The release executed by plaintiff is reasonably susceptible of only one interpretation. The document clearly and unambiguously releases defendants "from any and all claims, demands, damages, costs, expenses, loss of services, actions and causes of action." (Emphasis added.) Despite plaintiff's argument to the contrary, the release is not limited to a waiver of claims for personal injury and property damage. If the parties intended to reserve plaintiff's right to contribution, they should have expressly so stated. Here, however, the parties chose not to do so, electing instead to execute a release that waived all claims without reservation. The language of the document evincing an intent to waive all claims, including any right to contribution, plaintiff is precluded from using extrinsic evidence to demonstrate a contrary intention.

The plaintiff also argues that at the time she signed the release her right to contribution had not yet matured and therefore was not releasable. We disagree.

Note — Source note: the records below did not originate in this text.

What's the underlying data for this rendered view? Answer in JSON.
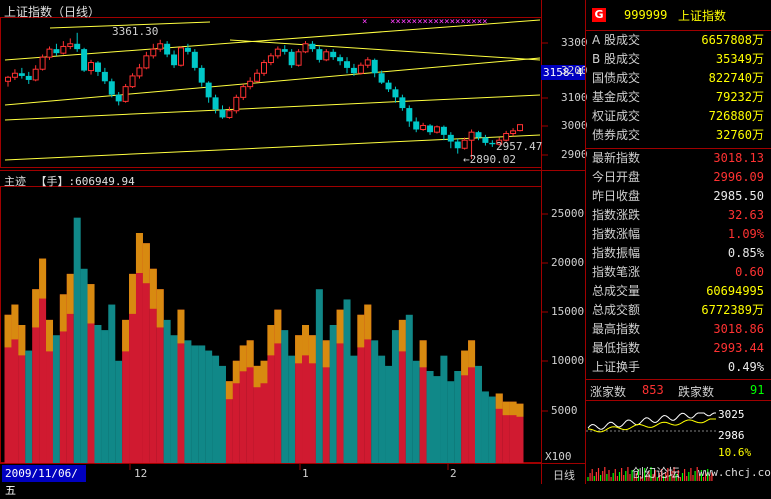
{
  "colors": {
    "up": "#ff3232",
    "down": "#00c8c8",
    "vol_up": "#d01a30",
    "vol_down": "#108888",
    "vol_top": "#d88a10",
    "grid": "#a00000",
    "trend": "#ffff40",
    "marker": "#ff40ff"
  },
  "header": {
    "title": "上证指数（日线）",
    "max_label": "3361.30",
    "current_price": "3158.4",
    "hi_label": "2957.47",
    "lo_label": "←2890.02"
  },
  "volume": {
    "title": "主迹",
    "unit": "【手】",
    "value": ":606949.94",
    "multiplier": "X100"
  },
  "axis": {
    "price_ticks": [
      "3300",
      "3200",
      "3100",
      "3000",
      "2900"
    ],
    "volume_ticks": [
      "25000",
      "20000",
      "15000",
      "10000",
      "5000"
    ],
    "date_label": "2009/11/06/五",
    "month_labels": [
      "12",
      "1",
      "2"
    ],
    "period": "日线"
  },
  "panel": {
    "icon": "G",
    "code": "999999",
    "name": "上证指数",
    "rows1": [
      {
        "label": "A 股成交",
        "value": "6657808万"
      },
      {
        "label": "B 股成交",
        "value": "35349万"
      },
      {
        "label": "国债成交",
        "value": "822740万"
      },
      {
        "label": "基金成交",
        "value": "79232万"
      },
      {
        "label": "权证成交",
        "value": "726880万"
      },
      {
        "label": "债券成交",
        "value": "32760万"
      }
    ],
    "rows2": [
      {
        "label": "最新指数",
        "value": "3018.13",
        "color": "red"
      },
      {
        "label": "今日开盘",
        "value": "2996.09",
        "color": "red"
      },
      {
        "label": "昨日收盘",
        "value": "2985.50",
        "color": "white"
      },
      {
        "label": "指数涨跌",
        "value": "32.63",
        "color": "red"
      },
      {
        "label": "指数涨幅",
        "value": "1.09%",
        "color": "red"
      },
      {
        "label": "指数振幅",
        "value": "0.85%",
        "color": "white"
      },
      {
        "label": "指数笔涨",
        "value": "0.60",
        "color": "red"
      },
      {
        "label": "总成交量",
        "value": "60694995",
        "color": "yellow"
      },
      {
        "label": "总成交额",
        "value": "6772389万",
        "color": "yellow"
      },
      {
        "label": "最高指数",
        "value": "3018.86",
        "color": "red"
      },
      {
        "label": "最低指数",
        "value": "2993.44",
        "color": "red"
      },
      {
        "label": "上证换手",
        "value": "0.49%",
        "color": "white"
      }
    ],
    "up_label": "涨家数",
    "up_count": "853",
    "down_label": "跌家数",
    "down_count": "91",
    "mini_hi": "3025",
    "mini_mid": "2986",
    "mini_pct": "10.6%",
    "watermark": "创幻论坛",
    "site": "www.chcj.com"
  },
  "chart_data": {
    "type": "candlestick",
    "title": "上证指数（日线）",
    "price_ylim": [
      2860,
      3420
    ],
    "volume_ylim": [
      0,
      27000
    ],
    "candles": [
      [
        3180,
        3195,
        3160,
        3200
      ],
      [
        3195,
        3210,
        3185,
        3225
      ],
      [
        3210,
        3200,
        3190,
        3230
      ],
      [
        3200,
        3185,
        3170,
        3215
      ],
      [
        3185,
        3225,
        3180,
        3240
      ],
      [
        3225,
        3270,
        3220,
        3280
      ],
      [
        3270,
        3300,
        3260,
        3310
      ],
      [
        3300,
        3285,
        3275,
        3320
      ],
      [
        3285,
        3310,
        3280,
        3330
      ],
      [
        3310,
        3320,
        3300,
        3340
      ],
      [
        3320,
        3300,
        3290,
        3361
      ],
      [
        3300,
        3220,
        3215,
        3305
      ],
      [
        3220,
        3250,
        3205,
        3260
      ],
      [
        3250,
        3215,
        3200,
        3255
      ],
      [
        3215,
        3180,
        3170,
        3230
      ],
      [
        3180,
        3130,
        3120,
        3190
      ],
      [
        3130,
        3105,
        3090,
        3140
      ],
      [
        3105,
        3160,
        3100,
        3170
      ],
      [
        3160,
        3200,
        3155,
        3210
      ],
      [
        3200,
        3230,
        3190,
        3245
      ],
      [
        3230,
        3275,
        3225,
        3290
      ],
      [
        3275,
        3300,
        3265,
        3320
      ],
      [
        3300,
        3320,
        3290,
        3335
      ],
      [
        3320,
        3280,
        3270,
        3330
      ],
      [
        3280,
        3240,
        3230,
        3295
      ],
      [
        3240,
        3305,
        3235,
        3310
      ],
      [
        3305,
        3290,
        3280,
        3320
      ],
      [
        3290,
        3230,
        3220,
        3300
      ],
      [
        3230,
        3175,
        3160,
        3240
      ],
      [
        3175,
        3120,
        3100,
        3180
      ],
      [
        3120,
        3075,
        3060,
        3130
      ],
      [
        3075,
        3045,
        3040,
        3090
      ],
      [
        3045,
        3070,
        3040,
        3085
      ],
      [
        3070,
        3120,
        3060,
        3130
      ],
      [
        3120,
        3160,
        3110,
        3170
      ],
      [
        3160,
        3180,
        3150,
        3195
      ],
      [
        3180,
        3210,
        3175,
        3225
      ],
      [
        3210,
        3250,
        3200,
        3260
      ],
      [
        3250,
        3275,
        3240,
        3285
      ],
      [
        3275,
        3300,
        3265,
        3310
      ],
      [
        3300,
        3290,
        3280,
        3315
      ],
      [
        3290,
        3240,
        3230,
        3300
      ],
      [
        3240,
        3290,
        3235,
        3300
      ],
      [
        3290,
        3320,
        3285,
        3330
      ],
      [
        3320,
        3300,
        3290,
        3330
      ],
      [
        3300,
        3260,
        3250,
        3310
      ],
      [
        3260,
        3290,
        3255,
        3300
      ],
      [
        3290,
        3270,
        3260,
        3300
      ],
      [
        3270,
        3255,
        3240,
        3280
      ],
      [
        3255,
        3230,
        3210,
        3270
      ],
      [
        3230,
        3210,
        3200,
        3245
      ],
      [
        3210,
        3240,
        3205,
        3250
      ],
      [
        3240,
        3260,
        3230,
        3270
      ],
      [
        3260,
        3210,
        3195,
        3265
      ],
      [
        3210,
        3175,
        3170,
        3220
      ],
      [
        3175,
        3150,
        3140,
        3185
      ],
      [
        3150,
        3120,
        3100,
        3160
      ],
      [
        3120,
        3080,
        3070,
        3130
      ],
      [
        3080,
        3030,
        3010,
        3090
      ],
      [
        3030,
        3000,
        2990,
        3045
      ],
      [
        3000,
        3015,
        2995,
        3025
      ],
      [
        3015,
        2990,
        2980,
        3020
      ],
      [
        2990,
        3010,
        2985,
        3015
      ],
      [
        3010,
        2980,
        2960,
        3015
      ],
      [
        2980,
        2955,
        2930,
        2990
      ],
      [
        2955,
        2930,
        2910,
        2965
      ],
      [
        2930,
        2960,
        2925,
        2970
      ],
      [
        2960,
        2990,
        2890,
        3000
      ],
      [
        2990,
        2970,
        2960,
        2995
      ],
      [
        2970,
        2950,
        2940,
        2980
      ],
      [
        2950,
        2945,
        2935,
        2960
      ],
      [
        2945,
        2960,
        2940,
        2970
      ],
      [
        2960,
        2985,
        2955,
        2995
      ],
      [
        2985,
        2995,
        2975,
        3005
      ],
      [
        2996,
        3018,
        2993,
        3019
      ]
    ],
    "volumes": [
      [
        14500,
        "up"
      ],
      [
        15500,
        "up"
      ],
      [
        13500,
        "up"
      ],
      [
        11000,
        "down"
      ],
      [
        17000,
        "up"
      ],
      [
        20000,
        "up"
      ],
      [
        14000,
        "up"
      ],
      [
        12500,
        "down"
      ],
      [
        16500,
        "up"
      ],
      [
        18500,
        "up"
      ],
      [
        24000,
        "down"
      ],
      [
        19000,
        "down"
      ],
      [
        17500,
        "up"
      ],
      [
        13500,
        "down"
      ],
      [
        13000,
        "down"
      ],
      [
        15500,
        "down"
      ],
      [
        10000,
        "down"
      ],
      [
        14000,
        "up"
      ],
      [
        18500,
        "up"
      ],
      [
        22500,
        "up"
      ],
      [
        21500,
        "up"
      ],
      [
        19000,
        "up"
      ],
      [
        17000,
        "up"
      ],
      [
        14000,
        "down"
      ],
      [
        12500,
        "down"
      ],
      [
        15000,
        "up"
      ],
      [
        12000,
        "down"
      ],
      [
        11500,
        "down"
      ],
      [
        11500,
        "down"
      ],
      [
        11000,
        "down"
      ],
      [
        10500,
        "down"
      ],
      [
        9500,
        "down"
      ],
      [
        8000,
        "up"
      ],
      [
        10000,
        "up"
      ],
      [
        11500,
        "up"
      ],
      [
        12000,
        "up"
      ],
      [
        9500,
        "up"
      ],
      [
        10000,
        "up"
      ],
      [
        13500,
        "up"
      ],
      [
        15000,
        "up"
      ],
      [
        13000,
        "down"
      ],
      [
        10500,
        "down"
      ],
      [
        12500,
        "up"
      ],
      [
        13500,
        "up"
      ],
      [
        12500,
        "up"
      ],
      [
        17000,
        "down"
      ],
      [
        12000,
        "up"
      ],
      [
        13500,
        "down"
      ],
      [
        15000,
        "up"
      ],
      [
        16000,
        "down"
      ],
      [
        10500,
        "down"
      ],
      [
        14500,
        "up"
      ],
      [
        15500,
        "up"
      ],
      [
        12000,
        "down"
      ],
      [
        10500,
        "down"
      ],
      [
        9500,
        "down"
      ],
      [
        13000,
        "down"
      ],
      [
        14000,
        "up"
      ],
      [
        14500,
        "down"
      ],
      [
        10000,
        "down"
      ],
      [
        12000,
        "up"
      ],
      [
        9000,
        "down"
      ],
      [
        8500,
        "down"
      ],
      [
        10500,
        "down"
      ],
      [
        8000,
        "down"
      ],
      [
        9000,
        "down"
      ],
      [
        11000,
        "up"
      ],
      [
        12000,
        "up"
      ],
      [
        9500,
        "down"
      ],
      [
        7000,
        "down"
      ],
      [
        6500,
        "down"
      ],
      [
        6800,
        "up"
      ],
      [
        6000,
        "up"
      ],
      [
        6000,
        "up"
      ],
      [
        5800,
        "up"
      ]
    ]
  }
}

As of May 7, 1981, when the plaintiff executed the release, she had not yet made any payment to Stephen. As the plaintiff correctly asserts, pursuant to ยง 10-6-4, a joint tortfeasor is not entitled to a final money judgment until he or she has discharged the common liability or has paid more than his or her pro-rata share. However, until such time, the right to contribution is inchoate. Markham v. Cross Transportation, Inc., 119 R.I. 213, 230, 376 A.2d 1359, 1368 (1977). Such an inchoate right is releasable. See, e.g., Rakowski v. Lucente, 120 Ill. App.3d 715, 76 Ill.Dec. 293, 458 N.E.2d 947 (1983); Norton v. Benjamin, 220 A.2d 248 (Me. 1966); Grace v. Buckley, 13 Mass. App. 1081, 435 N.E.2d 655 (1982); Stutz v. Campbell, 602 S.W.2d 874 (Mo. Ct. App. 1980); Claunch v. Bennett, 395 S.W.2d 719 (Tex.Civ.App. 1965).

For the above reasons, the plaintiff's appeal is denied and dismissed. The judgment appealed from is affirmed.